New wave of resignations at Twitter following Musk ultimatum

NBC News 11/17/2022 Lora Kolodny, CNBC and Jason Abbruzzese
© Provided by NBC News

A new wave of Twitter employees resigned on Thursday after Elon Musk issued an ultimatum telling them they would need to be willing to commit to a “hardcore” work environment.

Internal Slack messages shared with CNBC showed engineers and other employees posting goodbye messages to a “watercooler” chat group in the run up to 5 p.m. ET Thursday deadline that Musk set just a day earlier. 

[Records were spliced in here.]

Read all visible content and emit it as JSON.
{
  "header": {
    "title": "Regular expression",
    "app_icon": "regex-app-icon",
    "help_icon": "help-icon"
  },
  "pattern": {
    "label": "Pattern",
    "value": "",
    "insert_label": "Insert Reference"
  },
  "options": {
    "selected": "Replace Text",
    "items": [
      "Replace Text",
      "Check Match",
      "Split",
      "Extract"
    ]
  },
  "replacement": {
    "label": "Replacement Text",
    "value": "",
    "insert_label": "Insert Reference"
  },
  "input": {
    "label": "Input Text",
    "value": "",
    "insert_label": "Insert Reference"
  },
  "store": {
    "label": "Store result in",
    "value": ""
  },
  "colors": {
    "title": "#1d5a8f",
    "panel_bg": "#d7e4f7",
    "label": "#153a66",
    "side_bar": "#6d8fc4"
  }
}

Hundreds of salute emojis (which convey the message “thank you for your service”) streamed by, along with dozens of goodbye messages.

Three Twitter employees who spoke with CNBC asked to remain nameless, citing fear of professional retaliation. All three were planning to resign on Thursday. It was not clear exactly how many Twitter employees resigned. 

“The train has started in #social-watercooler” one of the employees said, referring to a Slack room where Twitter employees have used in recent weeks to notify others that they are leaving.

Musk on Wednesday sent a companywide email telling employees to expect “long hours at high intensity” if they wanted to stay. He said they had until 5 p.m. ET on Thursday to decide. 

Musk followed that up on Thursday with a pair of emails that said managers must meet with employees in person once a week or at least monthly, and that managers could be fired for allowing employees to work remotely if those employees do not prove, in his view, to be “excellent” or “exceptional.”

Musk has asked some top engineers who opted to resign to consider staying on, according to one Twitter engineer familiar with the situation.

The recent wave of resignations adds to what is now a combined mass layoff and voluntary exodus from Twitter, leaving the company significantly smaller than when Musk first took over in late October. 

This article was originally published on NBCNews.com

AdChoices
AdChoices
image beaconimage beaconimage beacon